Record excerpts:
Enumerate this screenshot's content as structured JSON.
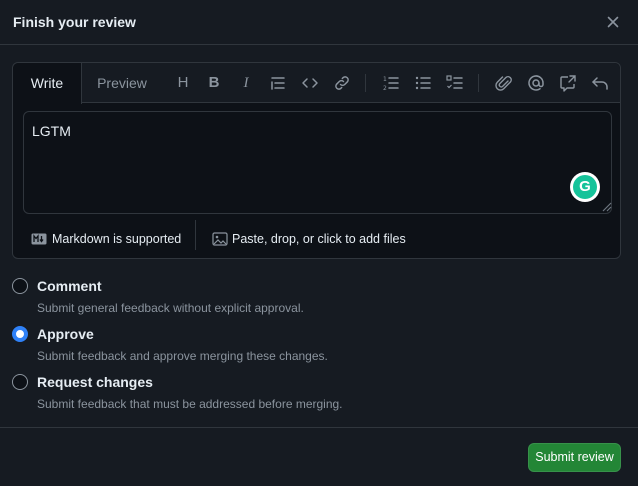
{
  "dialog": {
    "title": "Finish your review"
  },
  "editor": {
    "tabs": {
      "write": "Write",
      "preview": "Preview"
    },
    "toolbar_icons": [
      "heading-icon",
      "bold-icon",
      "italic-icon",
      "quote-icon",
      "code-icon",
      "link-icon",
      "ordered-list-icon",
      "unordered-list-icon",
      "task-list-icon",
      "attach-icon",
      "mention-icon",
      "cross-reference-icon",
      "undo-icon"
    ],
    "textarea_value": "LGTM",
    "markdown_label": "Markdown is supported",
    "attach_label": "Paste, drop, or click to add files"
  },
  "options": [
    {
      "label": "Comment",
      "description": "Submit general feedback without explicit approval.",
      "checked": false
    },
    {
      "label": "Approve",
      "description": "Submit feedback and approve merging these changes.",
      "checked": true
    },
    {
      "label": "Request changes",
      "description": "Submit feedback that must be addressed before merging.",
      "checked": false
    }
  ],
  "submit_label": "Submit review",
  "colors": {
    "accent": "#2f81f7",
    "primary_button": "#238636",
    "background": "#161b22",
    "border": "#30363d",
    "grammarly": "#15c39a"
  }
}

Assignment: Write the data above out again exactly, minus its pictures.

Response to the task:
Enumerate this screenshot's content as structured JSON.
{
  "dialog": {
    "title": "Finish your review"
  },
  "editor": {
    "tabs": {
      "write": "Write",
      "preview": "Preview"
    },
    "toolbar_icons": [
      "heading-icon",
      "bold-icon",
      "italic-icon",
      "quote-icon",
      "code-icon",
      "link-icon",
      "ordered-list-icon",
      "unordered-list-icon",
      "task-list-icon",
      "attach-icon",
      "mention-icon",
      "cross-reference-icon",
      "undo-icon"
    ],
    "textarea_value": "LGTM",
    "markdown_label": "Markdown is supported",
    "attach_label": "Paste, drop, or click to add files"
  },
  "options": [
    {
      "label": "Comment",
      "description": "Submit general feedback without explicit approval.",
      "checked": false
    },
    {
      "label": "Approve",
      "description": "Submit feedback and approve merging these changes.",
      "checked": true
    },
    {
      "label": "Request changes",
      "description": "Submit feedback that must be addressed before merging.",
      "checked": false
    }
  ],
  "submit_label": "Submit review",
  "colors": {
    "accent": "#2f81f7",
    "primary_button": "#238636",
    "background": "#161b22",
    "border": "#30363d",
    "grammarly": "#15c39a"
  }
}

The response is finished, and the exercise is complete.